The fact that Meier’s collection contains such a large number of ceremonial objects can probably be explained by the fact that candidates for baptism would apparently destroy or hand over to the missionaries magical or ritual objects such as bullroarers as a sign of their conversion to Christianity. Given that Meier did not leave New Guinea during the period of his employment, he probably asked a trusted aquaintance – Höllerer the architect – to sell the collection for him in Germany. Meier was obviously looking for ways of improving his salary with casual earnings. In addition to the collection in Frankfurt, after his return he sold a similarly large array of items to the Naturhistorische Gesellschaft in Nuremberg.
An “Old Shatterhand” of the South Seas?

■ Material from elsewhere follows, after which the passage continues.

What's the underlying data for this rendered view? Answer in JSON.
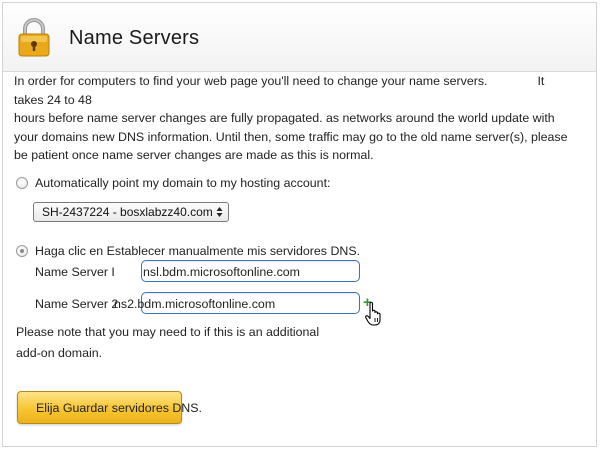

Finally, there was another unexpected discovery: the Nuremberg archive contained a note about an address of Meier’s in Passau dating from 1952. When I made enquiries about the residents’ registry in the Passau city archives, I really only wanted to find out the date when the collector died in order to conclude my provenance research.
But it turned out that Meier was also known as a ‘geographical author’ under the pseudonym Hermann Rönninger, and his literary estate – along with photos from New Guinea – was held in the city archives. From the 1920s onwards Hans Meier published a series of adventure stories under this pseudonym, primarily in ‘penny dreadful’ magazines, as well as an ostensibly autobiographical novel, “In der Wildnis Neuguineas” (In the Wilderness of New Guinea). Although Meier claimed to be writing about his experiences in New Guinea, he let his imagination run wild and mixed facts with fantasy. Far from being reports of his actual work in New Guinea, the stories were fictional tales of gold prospectors, hunters and adventurers who advanced through wild jungle landscapes and were forced to prove themselves in conflicts with the “natives”. Later, he even started calling himself Meier-Rönninger, after his literary alter ego, and declared himself to be a colonial pioneer, gold prospector, big game hunter and plantation owner who had tragically lost everything he owned at the outbreak of World War I. In actual fact, by 1911 – long before the war started – he had been fired by the mission after a quarrel and then compelled by the missionaries to return to Germany. You could be forgiven for thinking you were on the tail of a ‘Karl May of the South Seas’, perfecting his very own “Old Shatterhand” legend. Karl May was the famous German writer best known for his adventure stories set in the American “wild west”, and Old Shatterhand was one of his main protagonists and May’s alter ego. Looking through the assorted autobiographical documents, letters and newspaper interviews connected with Meier, along with his adventure stories – which he claimed were “factual reports” –it is possible to trace the gradual transformation of Hans Meier into his own fictional alter ego Hermann Rönninger. This was an author who really turned his biography into an adventure novel.
This collection gives us insights into both early twentieth-century New Guinea and the history of missionary work during the German colonial era. But above and beyond that: the collector himself, Hans Meier, is a fascinating, if somewhat shifty, colonial player of the era.
Matthias Claudius Hofmann, curator Oceania